Though generally excited about the ultimate fate of health care, liberal activists are upset that the White House has expended no time or energy building support in the Senate for a public option. The reason why is a bit complex. On the record, the White House is saying nothing. If pressed, spokespeople might imply that using reconciliation to push through a public option would complicate the rest of the provisions, and the last thing they need now is a long parliamentary debate on health care. On background, the White House might say that the public option is a distraction, and that White House support for repealing the industry's anti-trust exemption fits better into the political frame into which the White House has placed its health care bill: that insurance companies are raising premiums. (Of course, the point of the public option is to pressure companies into lowering premiums.) Off the record, they might say that liberals are making the same mistake they made earlier and misreading the president: he is not intent on demolishing the private insurance market and does not intend to use a strong public option to do so. However, the White House seems to be making the same mistake it made, as Ezra Klein notices: by not saying anything about the public option, they're leaving it on the line, twisting in the wind; if they don't want it, say so, and it's dead. If they do want it (which they don't), then they should campaign for it.
Marc Ambinder is a contributing editor at The Atlantic.

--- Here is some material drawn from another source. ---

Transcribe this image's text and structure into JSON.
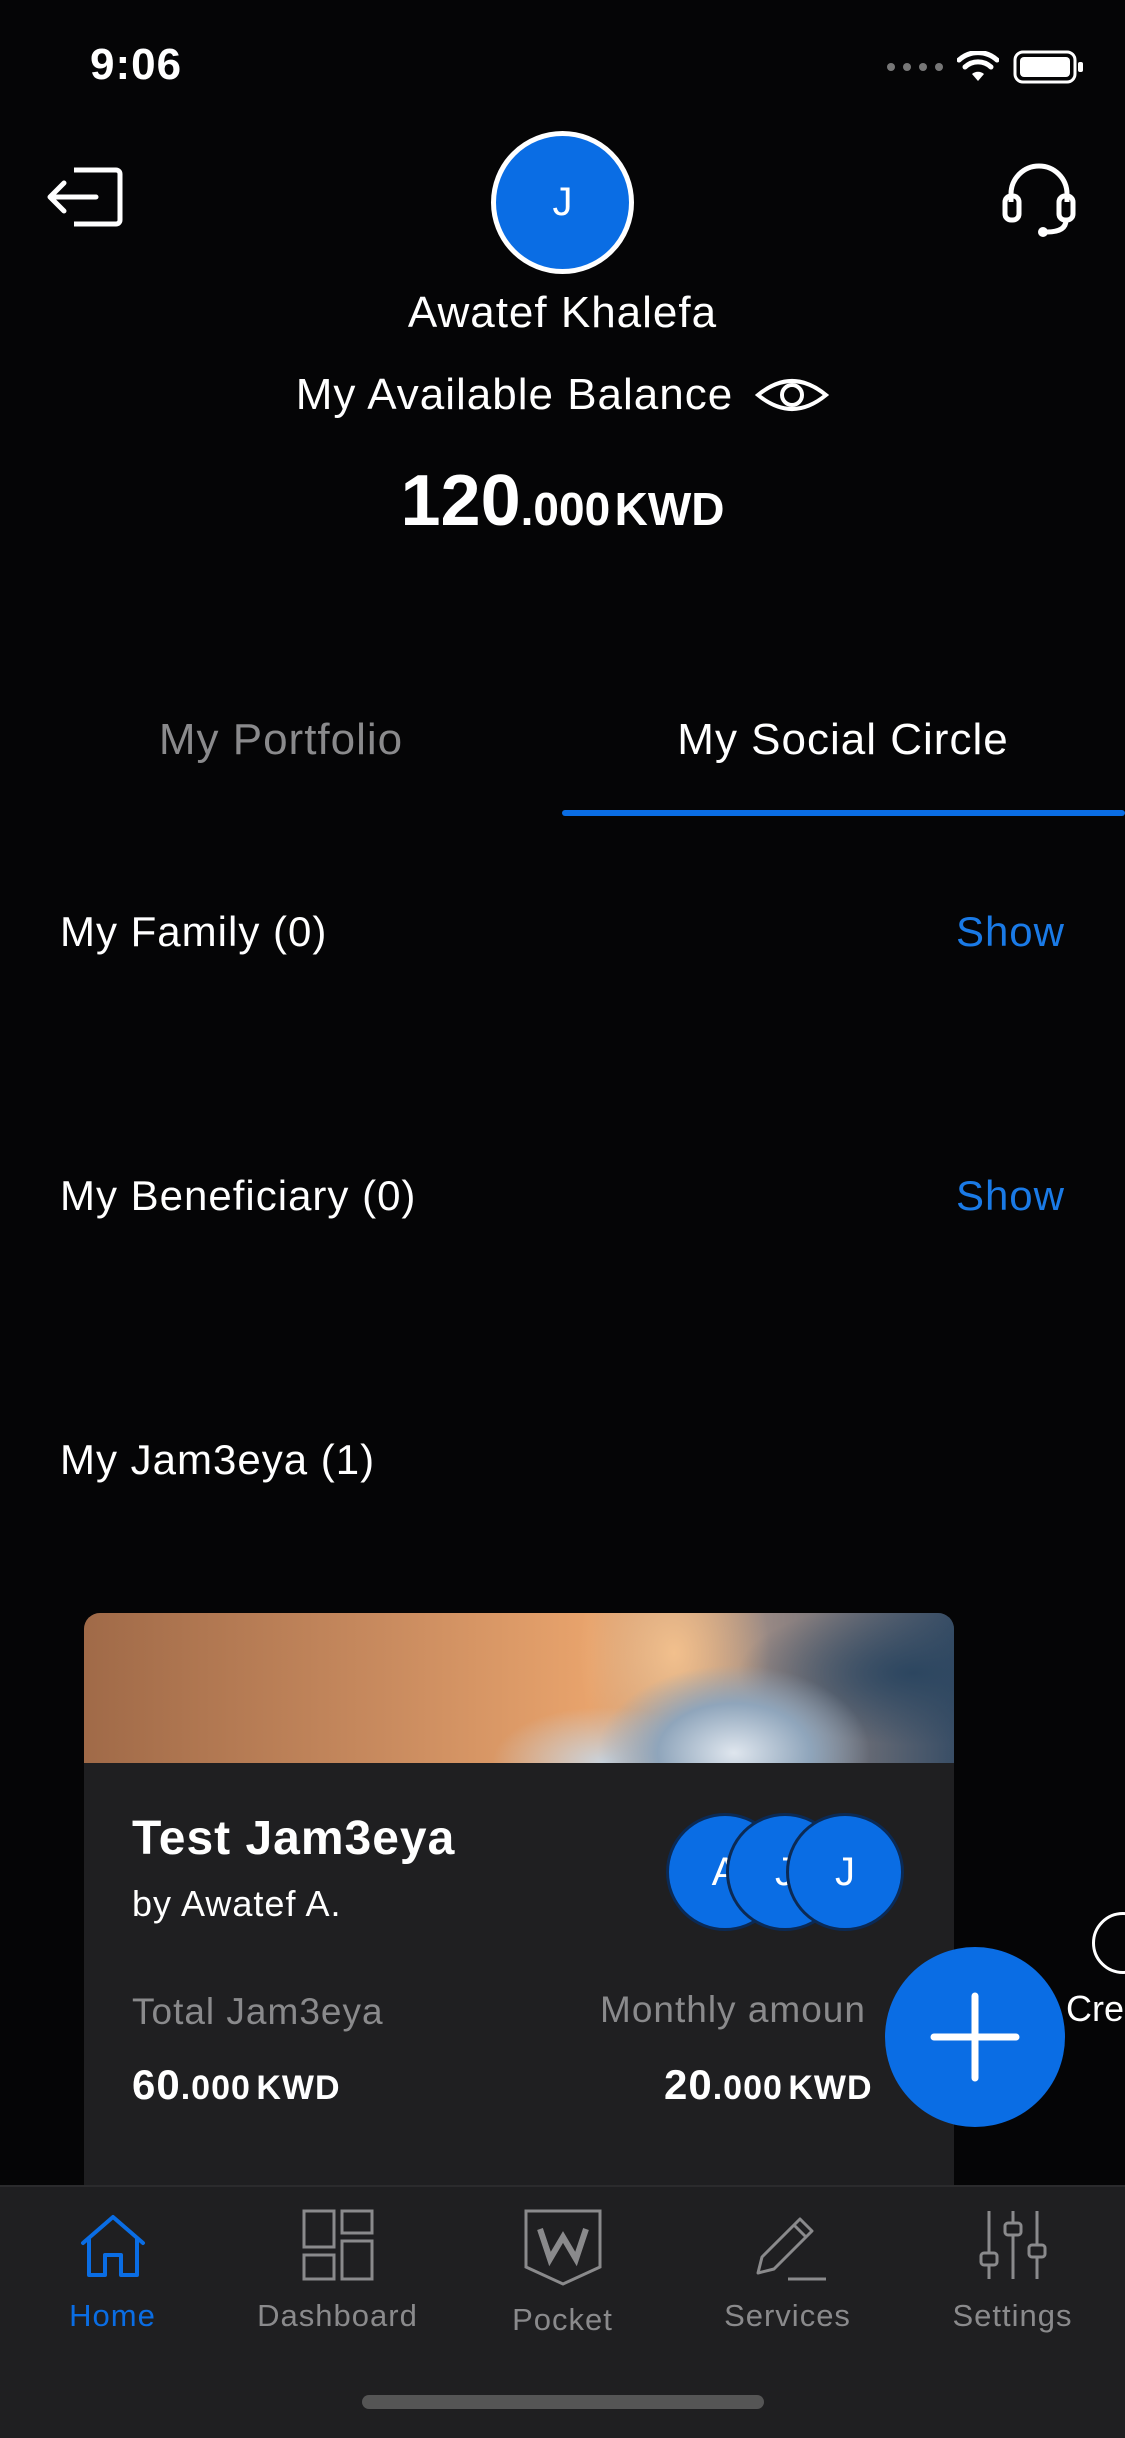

He is also a senior contributor at Defense One, a contributing editor at GQ, and a regular contributor at The Week.